Almost a year after Neurochem Inc. received its first approvable letter for Kiacta (eprodisate) in the treatment of AA amyloidosis, history repeated itself.
The Laval, Quebec-based company said late Tuesday that its wholly owned subsidiary, Neurochem Ltd., received a second approvable letter for the drug. Just as before, Neurochem will attempt to address the FDA's concerns without conducting another clinical trial, but analysts remain skeptical about both Kiacta and Neurochem's Phase III Alzheimer's drug Alzhemed (tramiprosate).
This skepticism appears to be shared by investors, who have pushed the stock price down from about $26 last fall to a 52-week low of $5.01 on Tuesday. Shares of Neurochem (NASDAQ:NRMX) dipped 60 cents on Tuesday but rose 11 cents on Wednesday to close at $5.40.
Kiacta's woes date back to a Phase II/III clinical trial that missed its primary endpoint of stabilizing or improving AA amyloidosis patients with impaired renal function. The 24-month, 183-patient trial needed 20 percent more patients in the Kiacta group than the placebo group to reach the endpoint with a p-value of 0.01. Instead, only 13.4 percent more Kiacta patients met the endpoint with a p-value of 0.06. (See BioWorld Today, April 19, 2005.)
Neurochem decided to file for approval anyway, but received an approvable letter in mid-2006 asking for efficacy data as well as information about manufacturing, pharmacokinetics and a plan for a post-approval QT clinical study. Rather than address the efficacy concerns with another clinical trial, Neurochem elected to re-analyze its existing data and submit updated data from an ongoing open-label trial. (See BioWorld Today, Aug. 15, 2006.)
A year later, the second approvable letter looks much like the first, requesting a new efficacy trial with a target p-value of 0.05 as well as further pharmacokinetic studies and plans for the post-approval QT clinical study. And much like last time, Neurochem plans to compile a consolidated report of all data provided to date as well as a safety update rather than initiating a new clinical trial.
"It sounds like not a lot has changed as far as the FDA's stance," said Brian Lian, analyst with CIBC World Markets Corp. He added that it seems "highly unlikely" that Kiacta will gain approval without another trial.
Lise Hébert, vice president of corporate communications at Neurochem, said it should take about two months to gather the new analyses for the FDA. As to whether or not Neurochem would conduct a new trial if the re-analysis fails, she answered with a cryptic "we will see," but noted that the FDA has offered to assist the company in designing such a trial.

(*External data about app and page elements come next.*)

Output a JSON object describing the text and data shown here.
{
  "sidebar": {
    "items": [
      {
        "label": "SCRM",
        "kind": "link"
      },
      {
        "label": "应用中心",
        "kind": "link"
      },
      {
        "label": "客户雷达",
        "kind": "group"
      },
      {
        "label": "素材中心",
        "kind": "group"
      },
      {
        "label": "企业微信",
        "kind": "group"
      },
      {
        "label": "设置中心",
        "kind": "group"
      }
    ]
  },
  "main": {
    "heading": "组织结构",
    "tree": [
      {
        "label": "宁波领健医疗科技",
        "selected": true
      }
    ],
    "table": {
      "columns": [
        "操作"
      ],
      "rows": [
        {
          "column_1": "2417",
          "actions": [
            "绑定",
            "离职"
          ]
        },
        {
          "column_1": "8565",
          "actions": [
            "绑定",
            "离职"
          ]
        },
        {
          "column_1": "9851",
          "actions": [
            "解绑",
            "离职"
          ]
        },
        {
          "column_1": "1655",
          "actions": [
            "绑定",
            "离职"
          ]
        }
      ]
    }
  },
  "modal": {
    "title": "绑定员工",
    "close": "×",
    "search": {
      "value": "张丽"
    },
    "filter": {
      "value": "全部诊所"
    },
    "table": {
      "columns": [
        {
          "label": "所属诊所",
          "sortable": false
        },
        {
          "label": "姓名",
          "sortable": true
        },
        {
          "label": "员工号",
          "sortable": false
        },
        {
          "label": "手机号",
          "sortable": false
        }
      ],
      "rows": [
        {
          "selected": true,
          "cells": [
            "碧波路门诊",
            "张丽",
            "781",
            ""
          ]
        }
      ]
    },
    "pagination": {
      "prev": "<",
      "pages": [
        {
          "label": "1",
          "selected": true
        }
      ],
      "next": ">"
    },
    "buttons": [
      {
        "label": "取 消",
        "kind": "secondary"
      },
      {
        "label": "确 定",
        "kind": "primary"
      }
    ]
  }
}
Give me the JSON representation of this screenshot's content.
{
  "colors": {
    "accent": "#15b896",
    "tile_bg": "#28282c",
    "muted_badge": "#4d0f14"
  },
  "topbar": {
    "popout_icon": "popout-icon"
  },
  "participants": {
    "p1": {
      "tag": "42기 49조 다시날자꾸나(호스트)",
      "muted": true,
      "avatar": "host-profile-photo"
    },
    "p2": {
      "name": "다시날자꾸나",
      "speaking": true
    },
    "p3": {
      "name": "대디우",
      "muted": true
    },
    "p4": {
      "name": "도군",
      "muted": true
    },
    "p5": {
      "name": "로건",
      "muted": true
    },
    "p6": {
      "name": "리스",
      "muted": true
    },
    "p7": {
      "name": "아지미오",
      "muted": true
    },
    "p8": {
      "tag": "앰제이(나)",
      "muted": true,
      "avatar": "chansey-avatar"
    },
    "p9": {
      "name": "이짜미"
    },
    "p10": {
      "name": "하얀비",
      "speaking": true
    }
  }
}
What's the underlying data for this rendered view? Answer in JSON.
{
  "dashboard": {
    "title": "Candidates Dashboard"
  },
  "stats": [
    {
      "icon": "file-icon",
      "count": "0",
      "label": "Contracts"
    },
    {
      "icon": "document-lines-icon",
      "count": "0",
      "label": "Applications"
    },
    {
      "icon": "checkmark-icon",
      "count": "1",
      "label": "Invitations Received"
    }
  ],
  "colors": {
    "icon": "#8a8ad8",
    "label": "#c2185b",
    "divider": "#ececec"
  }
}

Regardless, Jonathan Aschoff, analyst with Brean Murray, Carret & Co. LLC, called the Kiacta program "dead in the water." In a research report, he said the Phase II/III trial was a "complete failure" and that "there is no additional useful data that could possibly be included in a future Complete Response."
Kiacta also is under regulatory review in Europe, where a decision is expected in late 2007 or early 2008, and in Switzerland, where a decision may come in early 2008. Hébert said the company will continue to run the open-label study until a regulatory decision is made so that AA amyloidosis patients can have access to the drug. There are no approved treatments for the disease, which affects patients with chronic inflammatory disorders, chronic infections and inherited diseases, resulting in renal disease and potentially death.
Kiacta is partnered with Malvern, Pa.-based Centocor Inc., which has exclusive worldwide distribution rights, except for Canada, Switzerland, Japan, China, South Korea and Taiwan.
Beyond Kiacta, Neurochem also may be in trouble with its Phase III Alzheimer's drug, Alzhemed. The company locked the database for its completed Phase III U.S. clinical trial in April but keeps postponing the release of any data. The latest estimate is that data would be available in the second half of this year.
Lian said it is "not clear" why the analysis is taking so long, but that "most people think the trial failed." Aschoff predicted the trial will show "essentially no difference between the drug and the placebo arm."
A follow-on study with Alzhemed is ongoing in the U.S., and a Phase III study in Europe continues enrollment.
Neurochem's only other drug, Cerebril (tramiprosate), completed a Phase IIa trial in hemorrhagic stroke due to cerebral amyloid angiopathy but was put on the back-burner as resources were diverted to the two lead programs.
Neurochem reported $35.5 million in cash, equivalents and marketable securities at the end of the first quarter and completed an $80 million private placement in June. Lian said the fact that they did the financing before announcing the Alzhemed data is not encouraging.
Aschoff called the company essentially a SPAC, or management team with money but no products, with memories.